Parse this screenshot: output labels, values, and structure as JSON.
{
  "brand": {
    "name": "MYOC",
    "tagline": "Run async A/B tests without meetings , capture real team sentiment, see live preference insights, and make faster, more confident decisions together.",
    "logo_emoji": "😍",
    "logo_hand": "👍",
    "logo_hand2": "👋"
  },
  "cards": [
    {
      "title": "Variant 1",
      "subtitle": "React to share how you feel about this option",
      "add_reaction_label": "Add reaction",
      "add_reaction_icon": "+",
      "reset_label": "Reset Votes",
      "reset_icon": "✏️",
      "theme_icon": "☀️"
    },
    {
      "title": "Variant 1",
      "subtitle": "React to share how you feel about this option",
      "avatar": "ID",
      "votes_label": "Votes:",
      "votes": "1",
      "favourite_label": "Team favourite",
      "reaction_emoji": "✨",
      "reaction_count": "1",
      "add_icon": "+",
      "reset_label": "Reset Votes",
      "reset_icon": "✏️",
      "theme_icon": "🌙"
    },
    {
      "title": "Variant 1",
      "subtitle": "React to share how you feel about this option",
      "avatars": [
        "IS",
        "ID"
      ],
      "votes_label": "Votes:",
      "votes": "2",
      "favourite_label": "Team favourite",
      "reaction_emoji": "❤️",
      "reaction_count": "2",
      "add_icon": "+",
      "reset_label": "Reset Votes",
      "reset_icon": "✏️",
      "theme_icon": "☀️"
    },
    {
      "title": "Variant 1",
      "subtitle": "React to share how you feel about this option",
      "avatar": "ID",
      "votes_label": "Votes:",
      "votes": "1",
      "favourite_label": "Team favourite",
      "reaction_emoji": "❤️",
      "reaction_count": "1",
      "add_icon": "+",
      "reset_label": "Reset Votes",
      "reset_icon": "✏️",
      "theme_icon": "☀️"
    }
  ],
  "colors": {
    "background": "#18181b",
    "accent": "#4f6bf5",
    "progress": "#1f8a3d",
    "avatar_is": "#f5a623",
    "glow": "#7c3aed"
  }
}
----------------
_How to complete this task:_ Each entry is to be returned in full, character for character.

_Answer to the problem:_
Parse this screenshot: output labels, values, and structure as JSON.
{
  "brand": {
    "name": "MYOC",
    "tagline": "Run async A/B tests without meetings , capture real team sentiment, see live preference insights, and make faster, more confident decisions together.",
    "logo_emoji": "😍",
    "logo_hand": "👍",
    "logo_hand2": "👋"
  },
  "cards": [
    {
      "title": "Variant 1",
      "subtitle": "React to share how you feel about this option",
      "add_reaction_label": "Add reaction",
      "add_reaction_icon": "+",
      "reset_label": "Reset Votes",
      "reset_icon": "✏️",
      "theme_icon": "☀️"
    },
    {
      "title": "Variant 1",
      "subtitle": "React to share how you feel about this option",
      "avatar": "ID",
      "votes_label": "Votes:",
      "votes": "1",
      "favourite_label": "Team favourite",
      "reaction_emoji": "✨",
      "reaction_count": "1",
      "add_icon": "+",
      "reset_label": "Reset Votes",
      "reset_icon": "✏️",
      "theme_icon": "🌙"
    },
    {
      "title": "Variant 1",
      "subtitle": "React to share how you feel about this option",
      "avatars": [
        "IS",
        "ID"
      ],
      "votes_label": "Votes:",
      "votes": "2",
      "favourite_label": "Team favourite",
      "reaction_emoji": "❤️",
      "reaction_count": "2",
      "add_icon": "+",
      "reset_label": "Reset Votes",
      "reset_icon": "✏️",
      "theme_icon": "☀️"
    },
    {
      "title": "Variant 1",
      "subtitle": "React to share how you feel about this option",
      "avatar": "ID",
      "votes_label": "Votes:",
      "votes": "1",
      "favourite_label": "Team favourite",
      "reaction_emoji": "❤️",
      "reaction_count": "1",
      "add_icon": "+",
      "reset_label": "Reset Votes",
      "reset_icon": "✏️",
      "theme_icon": "☀️"
    }
  ],
  "colors": {
    "background": "#18181b",
    "accent": "#4f6bf5",
    "progress": "#1f8a3d",
    "avatar_is": "#f5a623",
    "glow": "#7c3aed"
  }
}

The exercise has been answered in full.